Horatio Scott Carslaw, M.A., Sc.D.(Cantab.), D.Sc., LL.D.(Glas.)

by T G Room

The death occurred on November 11, 1954, at the age of eighty-four, of Horatio Scott Carslaw, Emeritus Professor in the University of Sydney and Fellow of Emmanuel College, Cambridge, and Professor of Mathematics in the University of Sydney from 1903 to 1935. Carslaw held the degrees of Doctor of Science from Glasgow and Cambridge, and the honorary degree of Doctor of Laws from Glasgow.
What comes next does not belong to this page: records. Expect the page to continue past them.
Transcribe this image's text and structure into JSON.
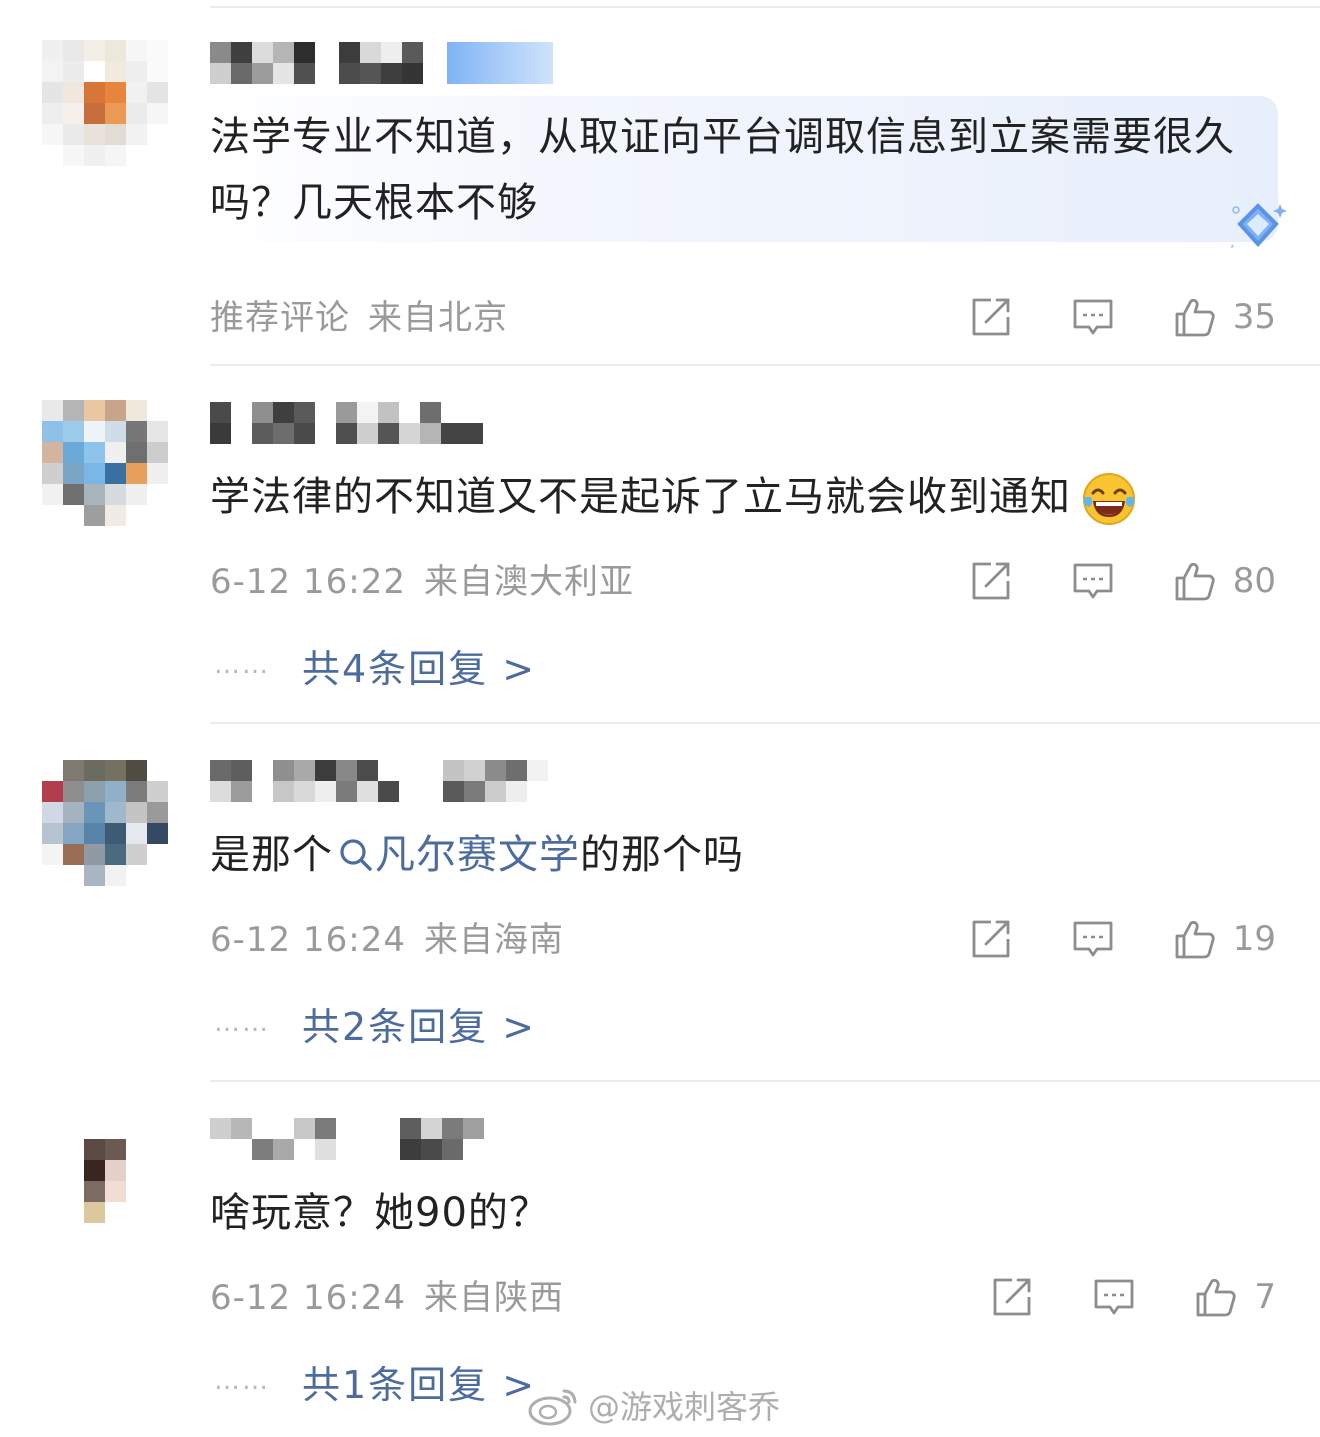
{
  "comments": [
    {
      "text": "法学专业不知道，从取证向平台调取信息到立案需要很久吗？几天根本不够",
      "meta_label": "推荐评论",
      "location": "来自北京",
      "likes": "35",
      "highlighted": true
    },
    {
      "text": "学法律的不知道又不是起诉了立马就会收到通知",
      "time": "6-12 16:22",
      "location": "来自澳大利亚",
      "likes": "80",
      "replies": "共4条回复 >",
      "emoji": "laugh-cry-emoji"
    },
    {
      "text_before": "是那个",
      "topic": "凡尔赛文学",
      "text_after": "的那个吗",
      "time": "6-12 16:24",
      "location": "来自海南",
      "likes": "19",
      "replies": "共2条回复 >"
    },
    {
      "text": "啥玩意？她90的？",
      "time": "6-12 16:24",
      "location": "来自陕西",
      "likes": "7",
      "replies": "共1条回复 >"
    }
  ],
  "reply_dots": "……",
  "watermark": "@游戏刺客乔",
  "icons": {
    "share": "share-icon",
    "comment": "comment-icon",
    "like": "thumbs-up-icon",
    "search": "search-icon",
    "weibo": "weibo-logo-icon",
    "badge": "diamond-badge-icon"
  },
  "colors": {
    "text": "#222222",
    "meta": "#9a9a9a",
    "link": "#4d6c9e",
    "divider": "#ececec"
  }
}
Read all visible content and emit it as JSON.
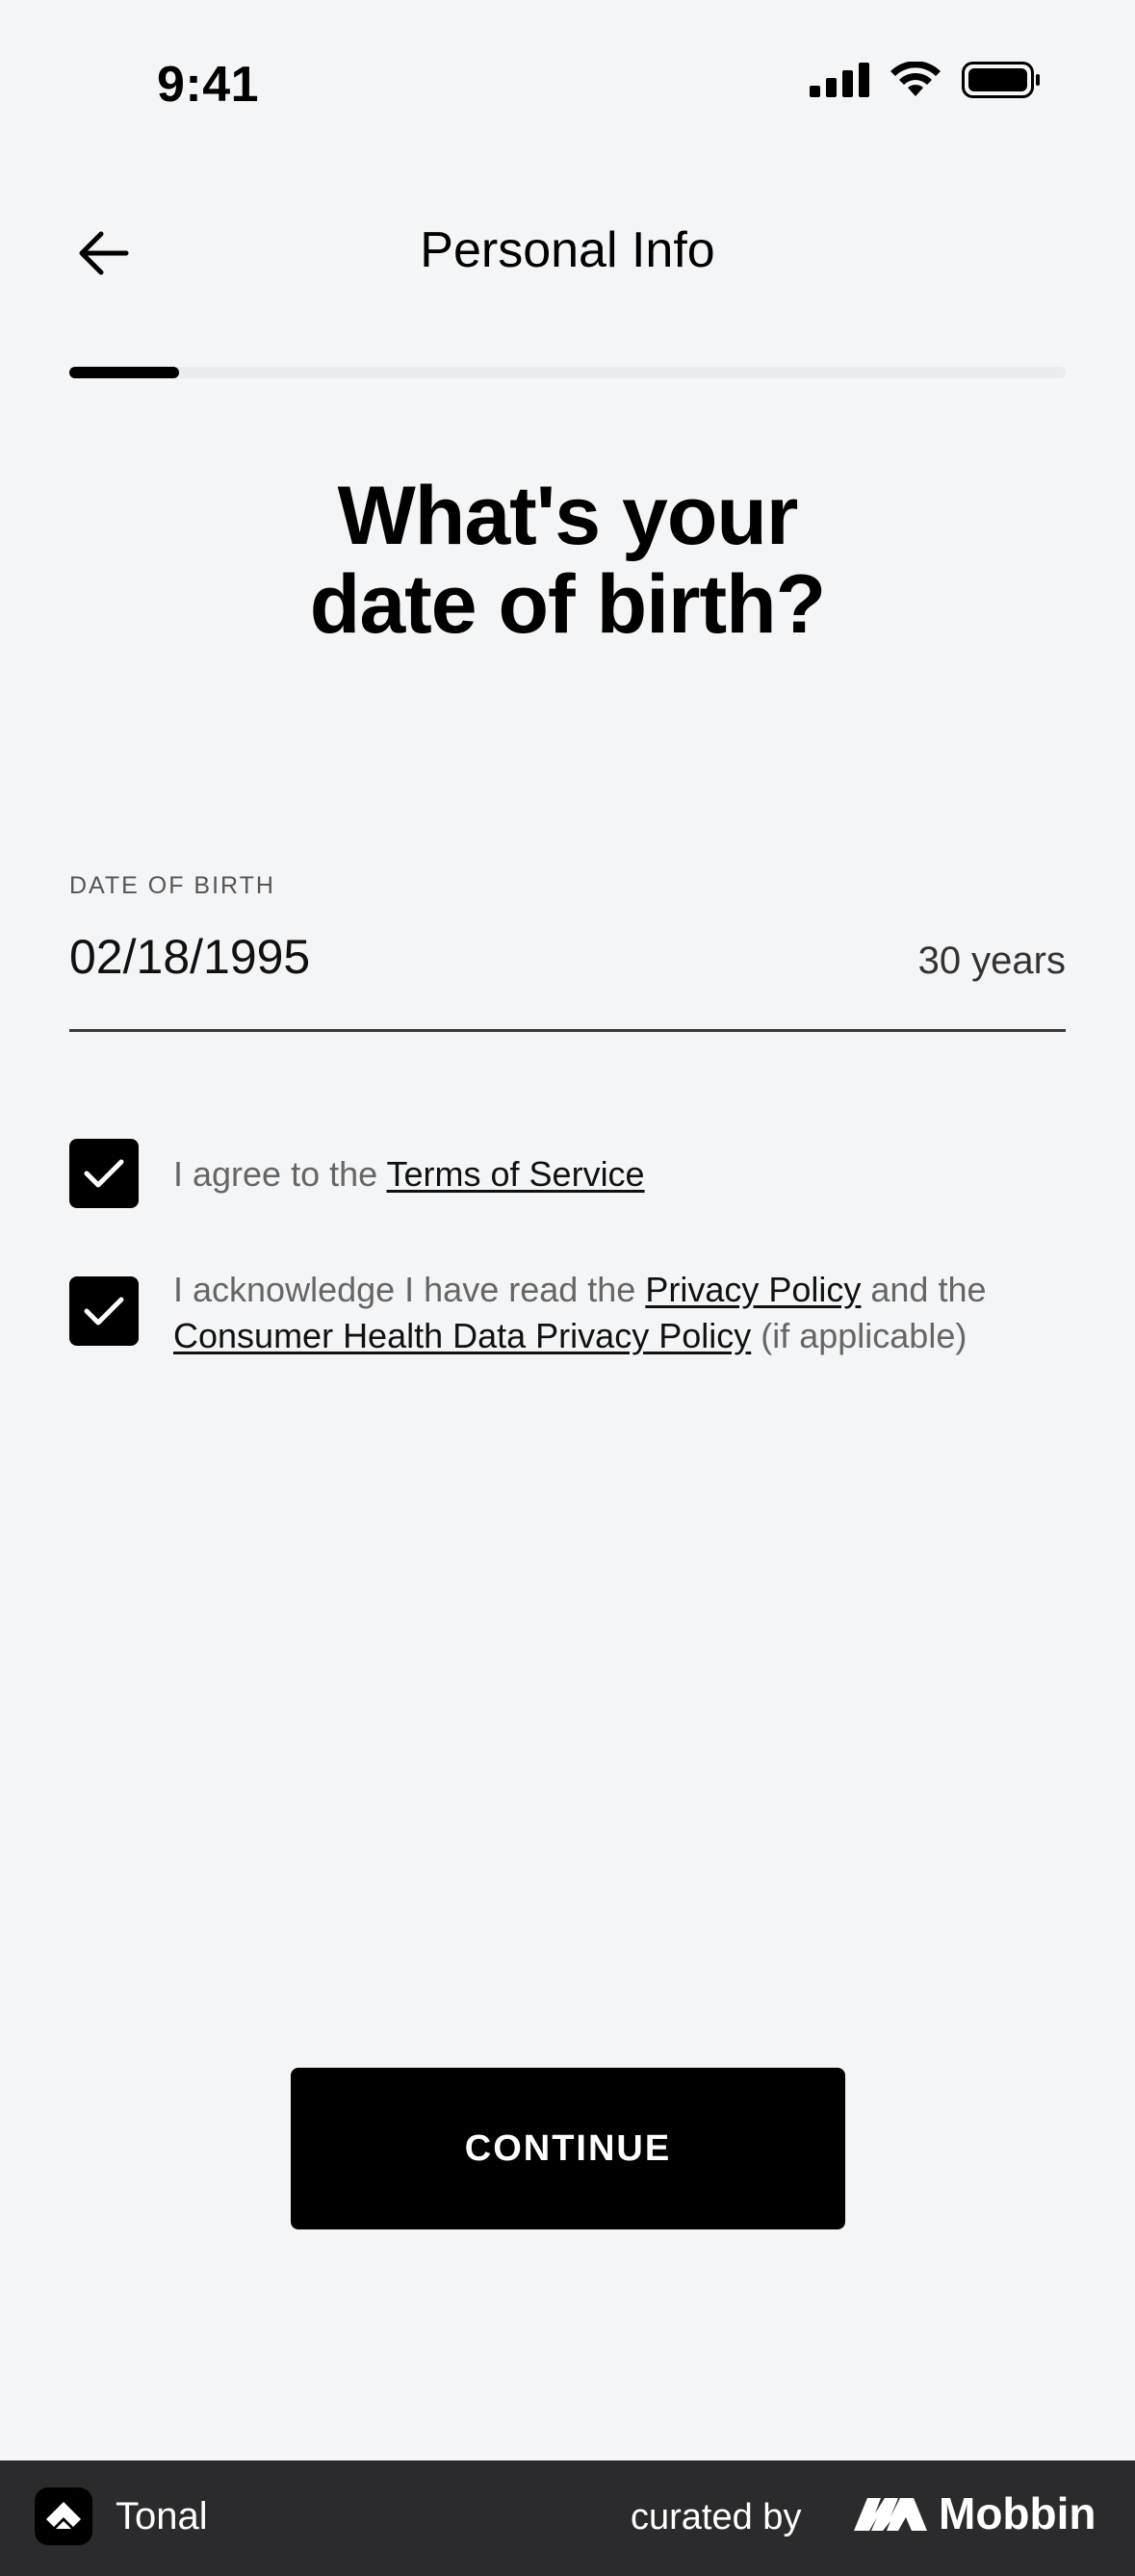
{
  "status_bar": {
    "time": "9:41"
  },
  "nav": {
    "title": "Personal Info"
  },
  "progress": {
    "fraction": 0.11
  },
  "heading": {
    "line1": "What's your",
    "line2": "date of birth?"
  },
  "dob_field": {
    "label": "DATE OF BIRTH",
    "value": "02/18/1995",
    "age": "30 years"
  },
  "consents": {
    "terms": {
      "checked": true,
      "prefix": "I agree to the ",
      "link": "Terms of Service"
    },
    "privacy": {
      "checked": true,
      "prefix": "I acknowledge I have read the ",
      "link1": "Privacy Policy",
      "middle": " and the ",
      "link2": "Consumer Health Data Privacy Policy",
      "suffix": " (if applicable)"
    }
  },
  "continue_button": {
    "label": "CONTINUE"
  },
  "footer": {
    "app_name": "Tonal",
    "curated_by": "curated by",
    "brand": "Mobbin"
  },
  "colors": {
    "background": "#f4f5f7",
    "accent": "#000000",
    "footer_bg": "#2b2b2d"
  }
}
Carslaw served the University of Sydney through a period of great expansion. He had precisely that balance of qualities which best fit a man to raise a small department not very different from a Sixth Form to a School of Mathematics with a world-wide reputation for its published work and for the quality of its graduates. He had a vigorous personality of the type around which legends collect; he was a mathematical scholar of distinction with a gift for clear exposition; he was enthusiastic in his mathematics and aroused enthusiasm in his students.

During his tenure of the Chair the University grew from a family affair of a few hundred students to a complex organism of four thousand students in ten Faculties. In particular this period saw the rise of the Faculties of Science and Engineering. In large measure the high standing of Sydney Engineering graduates was due to Carslaw's influence on the shape of the course. His locally famous "little book" bears the title An Introduction to the Infinitesimal Calculus. Notes for the Use of Science and Engineering Students. His first and second year Pass courses had very much the needs of these students in mind. The book is one of those that a lecturer likes to use as a basis for a lecture course; the text is little more than a record of leading results, there are plenty of examples, and the lecturer has plenty of scope for his own elaboration and development of the subject.

Carslaw played a large part in the development of the State (New South Wales) Secondary Education system, in particular in the formulation of the Mathematics syllabus and its examination at the Leaving Certificate. Between 1911 and 1916 he published a series of articles and reports, under such titles as The Teaching of Elementary Mathematics, Secondary Education in Australia, which have done much to give direction and purpose to mathematical teaching in the State right up to the present time.

Carslaw's interests in Mathematics were wide, as a list of his principal works shows:

An Introduction to the Theory of Fourier Series and Integrals and the Mathematical Theory of the Conduction of Heat, first published in 1906 and rewritten and published as two separate volumes in 1921; Plane Trigonometry (1909); Elements of Non-Euclidean Plane Geometry and Trigonometry (1916); Operational Methods in Applied Mathematics (1948, with J C Jaeger). Each of these contains work which is Carslaw's own contribution to the subject. The earlier works were many times reprinted and were standard textbooks for over a quarter of a century. The Fourier Series and the Conduction were translated into Japanese, and the Conduction was reprinted and widely circulated in America during the last War.

The date of publication of the first of the books should be noticed: Hardy's Pure Mathematics was not published until 1908. Carslaw certainly was much influenced by Hardy, who was lecturing in Cambridge while he was there, but Carslaw's book appears to be the first account for undergraduates of the sort of mathematics whose introduction to England will always be associated with Hardy's name.

A bibliography of Professor Carslaw's works will be found in the archives of the Society.

From 1916 onwards he published from time to time articles in the Mathematical Gazette and elsewhere on "Progressive Income Tax", and was consulted by the Commonwealth Treasury on the formulae to be adopted, the aim of the formulae being to give a continuous increase of rate of tax over quite a long range of incomes; such formulae were in use until quite recently.

After retiring from the Chair in 1935, he spent all his time on his small orchard property at Burradoo, eighty miles from Sydney, and only rarely came down to the city. But his interest in Mathematics continued unabated until within the last three years, when failing sight made it impossible for him to continue. After the War, while in his late seventies, he had several years of fruitful collaboration with one. of his students of twenty years earlier, now Professor J C Jaeger. The fruits of this collaboration were the revised third editions of the Conduction and the Operational Methods listed above.

In 1907 Carslaw married Ethel Maude, daughter of Sir William Clark, but she died within the year. Thereafter Carslaw took little part in the social life of the University, but he contributed with his characteristic vigour and vivacity to all other phases of University activity.

He was elected a Fellow of the Society in 1901.

[Much of this notice first appeared in Nature, January 15, 1955, and is reprinted by kind permission of the Editors.]

Horatio Scott Carslaw's RSE obituary by T G Room appeared in Royal Society of Edinburgh Year Book 1956, 9-11.